This collection is being treated before it is processed by our archivists, because the majority of the letters are folded up and still tucked inside their original envelopes. Many of the letters have been written on acidic paper which is now quite fragile and could break apart simply by being unfolded without humidification. Even the items which are not brittle benefit from gentle humidification and flattening between blotter and boards in a press. So far, I have worked through about half (I think) of the newly acquired collection. I have humidified, flattened, and rehoused 448 items, and have sorted and rehoused another 281 items which did not require humidification (mostly envelopes and photographs). A few pages required mending, and about 60 particularly fragile items required encapsulation in Mylar/Melinex; the rest of the items were re-foldered and housed in archival document boxes.
There are several challenges when working through a project of this size.

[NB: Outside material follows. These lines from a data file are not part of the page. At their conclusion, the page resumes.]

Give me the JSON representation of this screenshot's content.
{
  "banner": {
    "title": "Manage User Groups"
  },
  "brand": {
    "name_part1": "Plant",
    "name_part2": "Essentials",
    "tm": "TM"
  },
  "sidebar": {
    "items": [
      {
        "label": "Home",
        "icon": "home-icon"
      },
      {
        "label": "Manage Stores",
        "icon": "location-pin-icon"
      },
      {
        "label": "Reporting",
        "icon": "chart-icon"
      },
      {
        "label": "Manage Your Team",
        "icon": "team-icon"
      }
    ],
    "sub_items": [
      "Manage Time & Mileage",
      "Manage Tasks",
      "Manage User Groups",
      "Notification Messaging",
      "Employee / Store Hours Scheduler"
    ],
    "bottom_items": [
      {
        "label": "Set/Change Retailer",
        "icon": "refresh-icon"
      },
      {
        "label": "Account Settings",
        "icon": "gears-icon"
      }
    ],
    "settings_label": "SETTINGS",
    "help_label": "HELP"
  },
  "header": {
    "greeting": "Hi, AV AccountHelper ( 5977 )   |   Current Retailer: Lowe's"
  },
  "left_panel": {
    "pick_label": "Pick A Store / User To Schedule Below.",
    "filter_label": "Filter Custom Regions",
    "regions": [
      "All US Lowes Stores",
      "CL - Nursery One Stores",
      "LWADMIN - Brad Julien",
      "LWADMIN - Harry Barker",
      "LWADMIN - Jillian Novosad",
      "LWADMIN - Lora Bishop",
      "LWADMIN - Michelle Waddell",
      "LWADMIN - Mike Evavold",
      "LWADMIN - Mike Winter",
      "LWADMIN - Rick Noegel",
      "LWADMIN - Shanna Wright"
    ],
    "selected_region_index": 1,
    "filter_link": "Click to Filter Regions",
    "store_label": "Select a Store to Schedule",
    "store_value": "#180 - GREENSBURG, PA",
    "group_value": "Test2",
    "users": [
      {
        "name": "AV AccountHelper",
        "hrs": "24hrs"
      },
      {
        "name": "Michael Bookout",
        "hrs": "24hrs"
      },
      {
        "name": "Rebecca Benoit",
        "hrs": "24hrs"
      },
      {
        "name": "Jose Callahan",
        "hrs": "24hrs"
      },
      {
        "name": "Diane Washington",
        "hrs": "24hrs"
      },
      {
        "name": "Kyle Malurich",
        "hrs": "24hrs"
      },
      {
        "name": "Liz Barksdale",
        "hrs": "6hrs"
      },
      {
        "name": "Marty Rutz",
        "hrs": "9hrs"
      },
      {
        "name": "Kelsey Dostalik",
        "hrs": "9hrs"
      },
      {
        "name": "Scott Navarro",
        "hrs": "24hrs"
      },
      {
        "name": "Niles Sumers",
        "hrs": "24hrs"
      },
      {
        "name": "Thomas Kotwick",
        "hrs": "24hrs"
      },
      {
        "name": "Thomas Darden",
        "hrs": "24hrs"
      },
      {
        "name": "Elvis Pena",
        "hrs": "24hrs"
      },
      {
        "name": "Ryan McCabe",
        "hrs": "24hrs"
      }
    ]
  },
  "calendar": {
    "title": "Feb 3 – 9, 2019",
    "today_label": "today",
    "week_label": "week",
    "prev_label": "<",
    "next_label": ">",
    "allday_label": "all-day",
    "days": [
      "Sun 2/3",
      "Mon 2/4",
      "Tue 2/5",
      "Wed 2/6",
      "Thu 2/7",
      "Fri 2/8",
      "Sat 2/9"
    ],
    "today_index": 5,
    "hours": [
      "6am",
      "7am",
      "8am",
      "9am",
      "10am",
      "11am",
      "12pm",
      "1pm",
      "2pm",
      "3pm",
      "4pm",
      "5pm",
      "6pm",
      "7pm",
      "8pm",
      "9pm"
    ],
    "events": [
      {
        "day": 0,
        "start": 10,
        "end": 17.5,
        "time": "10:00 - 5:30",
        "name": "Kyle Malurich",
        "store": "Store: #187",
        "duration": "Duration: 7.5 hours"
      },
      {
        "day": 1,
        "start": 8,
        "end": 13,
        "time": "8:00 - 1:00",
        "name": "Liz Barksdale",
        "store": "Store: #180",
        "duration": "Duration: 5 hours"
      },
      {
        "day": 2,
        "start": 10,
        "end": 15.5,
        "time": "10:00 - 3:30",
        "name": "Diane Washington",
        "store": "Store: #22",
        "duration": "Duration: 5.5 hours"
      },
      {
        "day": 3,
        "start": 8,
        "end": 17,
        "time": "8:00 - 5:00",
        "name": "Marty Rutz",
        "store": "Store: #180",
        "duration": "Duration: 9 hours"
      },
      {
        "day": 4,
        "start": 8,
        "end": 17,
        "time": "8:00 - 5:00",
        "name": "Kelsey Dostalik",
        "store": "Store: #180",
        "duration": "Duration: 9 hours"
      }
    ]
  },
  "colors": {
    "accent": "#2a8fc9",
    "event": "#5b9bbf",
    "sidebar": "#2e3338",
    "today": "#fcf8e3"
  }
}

One is simply time management: I can’t drop everything else to work solely on this one project, even though it is a high priority. I have done my best to schedule a minimum of 2 hours of active treatment time per day to keep the project moving forward, and at least once or twice a week, I devote nearly an entire day to it. Furthermore, humidification takes as long as it takes; it’s a process that involved a lot of “down time.” So, if a batch of letters needs an entire day of humidification, then I simply have to wait until they’re ready for flattening.
Another challenge is keeping the collection materials organized so as not to compromise their archival order. My low-tech organization solution is to keep a mini-streamer with each item. On each streamer, I write a code at the top indicating which box and original folder the item came from [for example, “B2 F4 (29)” means Item 29 from Box 2, Folder 4]. I then make abbreviated notes indicating whether the item is one page of a multi-page letter, whether it pairs with an envelope, and whether any other ephemera were grouped with it [“3 pp., no env., 1/3”]. I am very careful whenever moving items (e.g., from the humidity chamber to a blotter stack for pressing) to make sure each mini streamer stays with its correct item. The system works well, and after the items have been rehoused, I retain the streamers so I can double-check the accuracy of the statistics I have been keeping. In addition to the mini-streamers, I also maintain a project statistics sheet with the date, items treated that day, types of treatment, and the amount of time I spent on the project.
Beyond time management and organization, the biggest challenge with this type of project is to stay fresh and focused. With such repetitive treatment tasks, there is always the danger of zoning out and putting an item into the humidity chamber that cannot safely be humidified. It’s important to watch out for coated papers, highly water-soluble inks, and paper with pressure-sensitive tape on it.
I’m looking forward to wrapping up this project in the next few weeks, so this fascinating collection can be archivally processed and made available to the community.